Do you remember those days when you were a kid and got all excited when you heard it was going to snow and you stayed up at night checking the window every 5 minutes with the hope that it had accumulated enough to cancel school the following day? Ok, that wasn't my childhood either! While I was in Liberia, snow just didn't exist. When I moved to the U.S., I went to boarding school and only the worst of the worst snow storms could prevent enough day-students from coming to school and even then we still had to attend study hall* at night!
I thought I would finally get a break when I moved to that snowy state of Massachusetts for college, but to my sad dismay, it turned out that New Englanders are pretty attached to their snow plows and seem to have centuries worth of experience in crushing the hopes of little college kids by plowing away the snow before it could even land!
Now rainy season in Sudan, with weeks of rained-out activities, would probably seem like the ultimate 'snow day' for the northern hemisphere kid, but let me tell you, it soooo is NOT!
I'm in Kapoeta and I was technically suppose to head to Juba tomorrow, spend a few days tying up any loose ends and then head out to Nairobi over the weekend. But really, Sudan specializes in 'deferred plans' and this case is no different! This morning, I woke up to the darkest clouds so close above me, I swear I could reach up and just shake the rain out! I tried to rush the group out the door with the unrealistic hope that we would actually make the 4 hour road trip, do some work in the field and be nice and cozy in our tukuls before the skies open up. WRONG! I had a good 30 minutes before torrential rains began and have lasted all day. Now, my plan to happily jump on a plane back to Juba are replaced with that day trip to the field and a long trip the following day by road to Juba.
But, in an endless effort to go against my nature and see the glass as half-full, I've found several silver linings to this scenario:
1) I'll be able to see my friend Mio before we both leave Sudan. With most people I know here, even the time to share a glass of wine is precious because we move around so much (not to mention the fact that wine has to be imported from either Juba or Loki). So Mio just got back from her break yesterday and should the rain gods corporate, tomorrow will be the first time we've seen each other in about 5 weeks!
2) More time with Somehow who was so cute today as he tried (and succeeded) in climbing unto my lap and curling up!
3) A road trip to Juba also means that I get to make an important stop in Torit to pay a vendor which I'm sure will make his day.

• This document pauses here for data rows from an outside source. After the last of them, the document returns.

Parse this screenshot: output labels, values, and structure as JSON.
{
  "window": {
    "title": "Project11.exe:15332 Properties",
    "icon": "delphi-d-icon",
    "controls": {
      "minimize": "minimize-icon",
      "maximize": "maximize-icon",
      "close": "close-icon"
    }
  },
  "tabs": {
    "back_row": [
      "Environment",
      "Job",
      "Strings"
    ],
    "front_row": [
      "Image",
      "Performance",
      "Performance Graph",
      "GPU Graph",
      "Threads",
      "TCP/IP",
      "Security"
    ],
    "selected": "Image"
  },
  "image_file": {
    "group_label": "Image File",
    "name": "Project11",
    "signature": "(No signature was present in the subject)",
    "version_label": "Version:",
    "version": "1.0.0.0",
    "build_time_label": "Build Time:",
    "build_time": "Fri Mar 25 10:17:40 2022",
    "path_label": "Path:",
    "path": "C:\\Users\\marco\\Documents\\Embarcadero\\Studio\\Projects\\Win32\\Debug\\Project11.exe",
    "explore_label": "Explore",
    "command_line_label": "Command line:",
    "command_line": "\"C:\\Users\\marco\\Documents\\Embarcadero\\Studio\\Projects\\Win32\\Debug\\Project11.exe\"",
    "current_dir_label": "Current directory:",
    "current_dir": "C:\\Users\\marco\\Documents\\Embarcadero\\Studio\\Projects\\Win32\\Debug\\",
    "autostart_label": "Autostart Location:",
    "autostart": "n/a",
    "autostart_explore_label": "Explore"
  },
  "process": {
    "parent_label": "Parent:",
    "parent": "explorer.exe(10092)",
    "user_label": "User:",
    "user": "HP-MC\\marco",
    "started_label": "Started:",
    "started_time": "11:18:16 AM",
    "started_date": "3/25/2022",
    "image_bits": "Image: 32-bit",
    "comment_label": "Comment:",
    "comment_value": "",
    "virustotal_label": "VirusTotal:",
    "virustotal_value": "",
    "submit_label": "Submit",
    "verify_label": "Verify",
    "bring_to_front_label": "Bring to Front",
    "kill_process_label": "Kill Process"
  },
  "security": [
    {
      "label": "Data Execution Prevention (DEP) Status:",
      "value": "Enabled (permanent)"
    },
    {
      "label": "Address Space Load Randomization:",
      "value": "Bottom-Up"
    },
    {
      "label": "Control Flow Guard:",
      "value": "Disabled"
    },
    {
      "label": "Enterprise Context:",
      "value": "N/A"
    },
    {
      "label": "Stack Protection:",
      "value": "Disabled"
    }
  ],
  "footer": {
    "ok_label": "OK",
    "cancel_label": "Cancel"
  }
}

Anyway...fingers (and toes) crossed for blue skies for tomorrow!
* required 2 hours of studying or more likely, plotting your escape to the woods at night for mere smokes, shits and giggles! - (P.S. It wasn't me mom, it was THEM!)